▶ **Problem requirements**:
The full set of records is to be reproduced verbatim.

▶ **Records for the exercise**:
------------------------------------------------

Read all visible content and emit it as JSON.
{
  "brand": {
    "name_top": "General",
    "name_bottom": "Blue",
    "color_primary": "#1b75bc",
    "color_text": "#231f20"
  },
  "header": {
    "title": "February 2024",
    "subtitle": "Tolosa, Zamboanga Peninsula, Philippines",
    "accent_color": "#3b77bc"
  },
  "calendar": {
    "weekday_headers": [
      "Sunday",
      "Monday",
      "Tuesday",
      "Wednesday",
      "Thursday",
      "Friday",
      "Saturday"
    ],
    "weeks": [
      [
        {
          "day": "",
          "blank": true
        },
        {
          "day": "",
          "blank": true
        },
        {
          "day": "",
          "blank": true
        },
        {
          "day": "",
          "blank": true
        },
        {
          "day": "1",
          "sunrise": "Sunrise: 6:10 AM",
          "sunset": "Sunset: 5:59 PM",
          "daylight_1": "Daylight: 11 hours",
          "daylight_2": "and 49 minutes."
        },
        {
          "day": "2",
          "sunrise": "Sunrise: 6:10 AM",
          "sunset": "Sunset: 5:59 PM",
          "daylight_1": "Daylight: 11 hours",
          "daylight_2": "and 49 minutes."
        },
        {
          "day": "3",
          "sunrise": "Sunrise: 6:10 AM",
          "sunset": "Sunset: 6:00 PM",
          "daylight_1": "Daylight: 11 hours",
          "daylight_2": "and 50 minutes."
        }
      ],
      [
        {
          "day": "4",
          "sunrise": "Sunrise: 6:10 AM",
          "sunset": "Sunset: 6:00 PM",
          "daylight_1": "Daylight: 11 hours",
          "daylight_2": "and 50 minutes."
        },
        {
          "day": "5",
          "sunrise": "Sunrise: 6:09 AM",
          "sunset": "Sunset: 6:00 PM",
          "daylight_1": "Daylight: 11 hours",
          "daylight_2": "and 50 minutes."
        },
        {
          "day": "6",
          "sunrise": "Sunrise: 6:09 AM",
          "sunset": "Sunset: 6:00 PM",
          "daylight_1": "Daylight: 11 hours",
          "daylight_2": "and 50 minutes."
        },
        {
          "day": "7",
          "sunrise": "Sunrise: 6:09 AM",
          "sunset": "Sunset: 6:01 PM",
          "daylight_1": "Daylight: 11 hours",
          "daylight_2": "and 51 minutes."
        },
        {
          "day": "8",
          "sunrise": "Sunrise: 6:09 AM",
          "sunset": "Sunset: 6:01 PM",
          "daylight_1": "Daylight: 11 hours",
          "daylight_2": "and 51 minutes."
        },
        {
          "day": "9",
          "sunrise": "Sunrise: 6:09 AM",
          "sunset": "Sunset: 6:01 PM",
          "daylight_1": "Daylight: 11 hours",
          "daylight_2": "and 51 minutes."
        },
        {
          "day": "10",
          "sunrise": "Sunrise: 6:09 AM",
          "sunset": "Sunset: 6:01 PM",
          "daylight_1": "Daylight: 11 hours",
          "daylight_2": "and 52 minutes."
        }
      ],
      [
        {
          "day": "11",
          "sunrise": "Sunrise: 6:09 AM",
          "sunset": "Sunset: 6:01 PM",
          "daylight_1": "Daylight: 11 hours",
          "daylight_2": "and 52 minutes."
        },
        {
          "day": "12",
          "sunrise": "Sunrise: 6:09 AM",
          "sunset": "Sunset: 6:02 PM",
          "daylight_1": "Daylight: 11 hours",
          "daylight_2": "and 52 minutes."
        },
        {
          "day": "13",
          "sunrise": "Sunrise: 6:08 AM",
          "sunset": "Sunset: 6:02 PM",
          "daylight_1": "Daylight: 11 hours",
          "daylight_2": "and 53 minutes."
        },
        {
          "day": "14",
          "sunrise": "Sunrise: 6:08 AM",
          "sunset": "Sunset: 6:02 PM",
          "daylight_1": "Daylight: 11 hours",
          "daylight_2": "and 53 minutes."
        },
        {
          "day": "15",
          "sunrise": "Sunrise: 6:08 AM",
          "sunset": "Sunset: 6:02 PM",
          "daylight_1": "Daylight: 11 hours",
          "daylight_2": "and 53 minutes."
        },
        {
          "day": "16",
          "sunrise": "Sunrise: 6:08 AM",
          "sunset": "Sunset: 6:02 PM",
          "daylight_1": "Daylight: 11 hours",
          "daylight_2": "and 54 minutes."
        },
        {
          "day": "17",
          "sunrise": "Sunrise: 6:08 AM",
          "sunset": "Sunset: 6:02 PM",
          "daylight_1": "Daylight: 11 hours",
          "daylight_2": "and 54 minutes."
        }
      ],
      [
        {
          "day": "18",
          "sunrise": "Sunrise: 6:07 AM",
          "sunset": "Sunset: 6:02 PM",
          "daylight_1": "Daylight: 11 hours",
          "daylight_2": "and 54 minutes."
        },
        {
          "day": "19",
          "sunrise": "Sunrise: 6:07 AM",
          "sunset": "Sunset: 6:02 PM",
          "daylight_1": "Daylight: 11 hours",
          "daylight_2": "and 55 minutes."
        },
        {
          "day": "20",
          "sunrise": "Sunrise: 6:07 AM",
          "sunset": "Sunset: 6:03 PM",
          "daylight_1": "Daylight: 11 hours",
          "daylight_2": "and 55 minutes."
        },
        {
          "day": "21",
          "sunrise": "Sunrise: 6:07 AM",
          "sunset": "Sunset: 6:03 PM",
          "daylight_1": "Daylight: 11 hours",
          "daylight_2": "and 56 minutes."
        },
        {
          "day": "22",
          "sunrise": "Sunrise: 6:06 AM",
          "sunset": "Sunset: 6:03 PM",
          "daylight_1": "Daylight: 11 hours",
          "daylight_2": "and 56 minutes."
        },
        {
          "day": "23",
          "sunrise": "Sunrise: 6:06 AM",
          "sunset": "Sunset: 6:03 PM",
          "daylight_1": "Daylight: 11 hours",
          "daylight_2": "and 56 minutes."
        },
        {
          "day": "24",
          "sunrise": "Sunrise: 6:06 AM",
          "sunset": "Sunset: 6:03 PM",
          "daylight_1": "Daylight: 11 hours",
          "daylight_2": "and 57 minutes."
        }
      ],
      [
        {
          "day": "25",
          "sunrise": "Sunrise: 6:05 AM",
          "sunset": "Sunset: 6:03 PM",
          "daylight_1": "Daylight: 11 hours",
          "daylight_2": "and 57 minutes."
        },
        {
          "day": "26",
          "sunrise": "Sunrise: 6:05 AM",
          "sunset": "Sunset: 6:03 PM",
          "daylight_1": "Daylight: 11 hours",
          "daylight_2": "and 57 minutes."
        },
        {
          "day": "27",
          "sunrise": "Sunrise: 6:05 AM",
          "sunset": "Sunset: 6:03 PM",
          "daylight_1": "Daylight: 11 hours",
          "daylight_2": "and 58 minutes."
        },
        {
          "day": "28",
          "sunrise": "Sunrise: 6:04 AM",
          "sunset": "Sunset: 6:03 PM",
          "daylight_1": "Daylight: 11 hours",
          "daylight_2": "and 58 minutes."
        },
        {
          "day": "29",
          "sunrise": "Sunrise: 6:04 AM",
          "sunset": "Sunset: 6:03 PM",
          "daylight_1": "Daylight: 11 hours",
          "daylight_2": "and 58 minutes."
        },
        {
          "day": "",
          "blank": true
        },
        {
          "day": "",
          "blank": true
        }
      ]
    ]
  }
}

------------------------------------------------

▶ **Output for this exercise**:
Read all visible content and emit it as JSON.
{
  "brand": {
    "name_top": "General",
    "name_bottom": "Blue",
    "color_primary": "#1b75bc",
    "color_text": "#231f20"
  },
  "header": {
    "title": "February 2024",
    "subtitle": "Tolosa, Zamboanga Peninsula, Philippines",
    "accent_color": "#3b77bc"
  },
  "calendar": {
    "weekday_headers": [
      "Sunday",
      "Monday",
      "Tuesday",
      "Wednesday",
      "Thursday",
      "Friday",
      "Saturday"
    ],
    "weeks": [
      [
        {
          "day": "",
          "blank": true
        },
        {
          "day": "",
          "blank": true
        },
        {
          "day": "",
          "blank": true
        },
        {
          "day": "",
          "blank": true
        },
        {
          "day": "1",
          "sunrise": "Sunrise: 6:10 AM",
          "sunset": "Sunset: 5:59 PM",
          "daylight_1": "Daylight: 11 hours",
          "daylight_2": "and 49 minutes."
        },
        {
          "day": "2",
          "sunrise": "Sunrise: 6:10 AM",
          "sunset": "Sunset: 5:59 PM",
          "daylight_1": "Daylight: 11 hours",
          "daylight_2": "and 49 minutes."
        },
        {
          "day": "3",
          "sunrise": "Sunrise: 6:10 AM",
          "sunset": "Sunset: 6:00 PM",
          "daylight_1": "Daylight: 11 hours",
          "daylight_2": "and 50 minutes."
        }
      ],
      [
        {
          "day": "4",
          "sunrise": "Sunrise: 6:10 AM",
          "sunset": "Sunset: 6:00 PM",
          "daylight_1": "Daylight: 11 hours",
          "daylight_2": "and 50 minutes."
        },
        {
          "day": "5",
          "sunrise": "Sunrise: 6:09 AM",
          "sunset": "Sunset: 6:00 PM",
          "daylight_1": "Daylight: 11 hours",
          "daylight_2": "and 50 minutes."
        },
        {
          "day": "6",
          "sunrise": "Sunrise: 6:09 AM",
          "sunset": "Sunset: 6:00 PM",
          "daylight_1": "Daylight: 11 hours",
          "daylight_2": "and 50 minutes."
        },
        {
          "day": "7",
          "sunrise": "Sunrise: 6:09 AM",
          "sunset": "Sunset: 6:01 PM",
          "daylight_1": "Daylight: 11 hours",
          "daylight_2": "and 51 minutes."
        },
        {
          "day": "8",
          "sunrise": "Sunrise: 6:09 AM",
          "sunset": "Sunset: 6:01 PM",
          "daylight_1": "Daylight: 11 hours",
          "daylight_2": "and 51 minutes."
        },
        {
          "day": "9",
          "sunrise": "Sunrise: 6:09 AM",
          "sunset": "Sunset: 6:01 PM",
          "daylight_1": "Daylight: 11 hours",
          "daylight_2": "and 51 minutes."
        },
        {
          "day": "10",
          "sunrise": "Sunrise: 6:09 AM",
          "sunset": "Sunset: 6:01 PM",
          "daylight_1": "Daylight: 11 hours",
          "daylight_2": "and 52 minutes."
        }
      ],
      [
        {
          "day": "11",
          "sunrise": "Sunrise: 6:09 AM",
          "sunset": "Sunset: 6:01 PM",
          "daylight_1": "Daylight: 11 hours",
          "daylight_2": "and 52 minutes."
        },
        {
          "day": "12",
          "sunrise": "Sunrise: 6:09 AM",
          "sunset": "Sunset: 6:02 PM",
          "daylight_1": "Daylight: 11 hours",
          "daylight_2": "and 52 minutes."
        },
        {
          "day": "13",
          "sunrise": "Sunrise: 6:08 AM",
          "sunset": "Sunset: 6:02 PM",
          "daylight_1": "Daylight: 11 hours",
          "daylight_2": "and 53 minutes."
        },
        {
          "day": "14",
          "sunrise": "Sunrise: 6:08 AM",
          "sunset": "Sunset: 6:02 PM",
          "daylight_1": "Daylight: 11 hours",
          "daylight_2": "and 53 minutes."
        },
        {
          "day": "15",
          "sunrise": "Sunrise: 6:08 AM",
          "sunset": "Sunset: 6:02 PM",
          "daylight_1": "Daylight: 11 hours",
          "daylight_2": "and 53 minutes."
        },
        {
          "day": "16",
          "sunrise": "Sunrise: 6:08 AM",
          "sunset": "Sunset: 6:02 PM",
          "daylight_1": "Daylight: 11 hours",
          "daylight_2": "and 54 minutes."
        },
        {
          "day": "17",
          "sunrise": "Sunrise: 6:08 AM",
          "sunset": "Sunset: 6:02 PM",
          "daylight_1": "Daylight: 11 hours",
          "daylight_2": "and 54 minutes."
        }
      ],
      [
        {
          "day": "18",
          "sunrise": "Sunrise: 6:07 AM",
          "sunset": "Sunset: 6:02 PM",
          "daylight_1": "Daylight: 11 hours",
          "daylight_2": "and 54 minutes."
        },
        {
          "day": "19",
          "sunrise": "Sunrise: 6:07 AM",
          "sunset": "Sunset: 6:02 PM",
          "daylight_1": "Daylight: 11 hours",
          "daylight_2": "and 55 minutes."
        },
        {
          "day": "20",
          "sunrise": "Sunrise: 6:07 AM",
          "sunset": "Sunset: 6:03 PM",
          "daylight_1": "Daylight: 11 hours",
          "daylight_2": "and 55 minutes."
        },
        {
          "day": "21",
          "sunrise": "Sunrise: 6:07 AM",
          "sunset": "Sunset: 6:03 PM",
          "daylight_1": "Daylight: 11 hours",
          "daylight_2": "and 56 minutes."
        },
        {
          "day": "22",
          "sunrise": "Sunrise: 6:06 AM",
          "sunset": "Sunset: 6:03 PM",
          "daylight_1": "Daylight: 11 hours",
          "daylight_2": "and 56 minutes."
        },
        {
          "day": "23",
          "sunrise": "Sunrise: 6:06 AM",
          "sunset": "Sunset: 6:03 PM",
          "daylight_1": "Daylight: 11 hours",
          "daylight_2": "and 56 minutes."
        },
        {
          "day": "24",
          "sunrise": "Sunrise: 6:06 AM",
          "sunset": "Sunset: 6:03 PM",
          "daylight_1": "Daylight: 11 hours",
          "daylight_2": "and 57 minutes."
        }
      ],
      [
        {
          "day": "25",
          "sunrise": "Sunrise: 6:05 AM",
          "sunset": "Sunset: 6:03 PM",
          "daylight_1": "Daylight: 11 hours",
          "daylight_2": "and 57 minutes."
        },
        {
          "day": "26",
          "sunrise": "Sunrise: 6:05 AM",
          "sunset": "Sunset: 6:03 PM",
          "daylight_1": "Daylight: 11 hours",
          "daylight_2": "and 57 minutes."
        },
        {
          "day": "27",
          "sunrise": "Sunrise: 6:05 AM",
          "sunset": "Sunset: 6:03 PM",
          "daylight_1": "Daylight: 11 hours",
          "daylight_2": "and 58 minutes."
        },
        {
          "day": "28",
          "sunrise": "Sunrise: 6:04 AM",
          "sunset": "Sunset: 6:03 PM",
          "daylight_1": "Daylight: 11 hours",
          "daylight_2": "and 58 minutes."
        },
        {
          "day": "29",
          "sunrise": "Sunrise: 6:04 AM",
          "sunset": "Sunset: 6:03 PM",
          "daylight_1": "Daylight: 11 hours",
          "daylight_2": "and 58 minutes."
        },
        {
          "day": "",
          "blank": true
        },
        {
          "day": "",
          "blank": true
        }
      ]
    ]
  }
}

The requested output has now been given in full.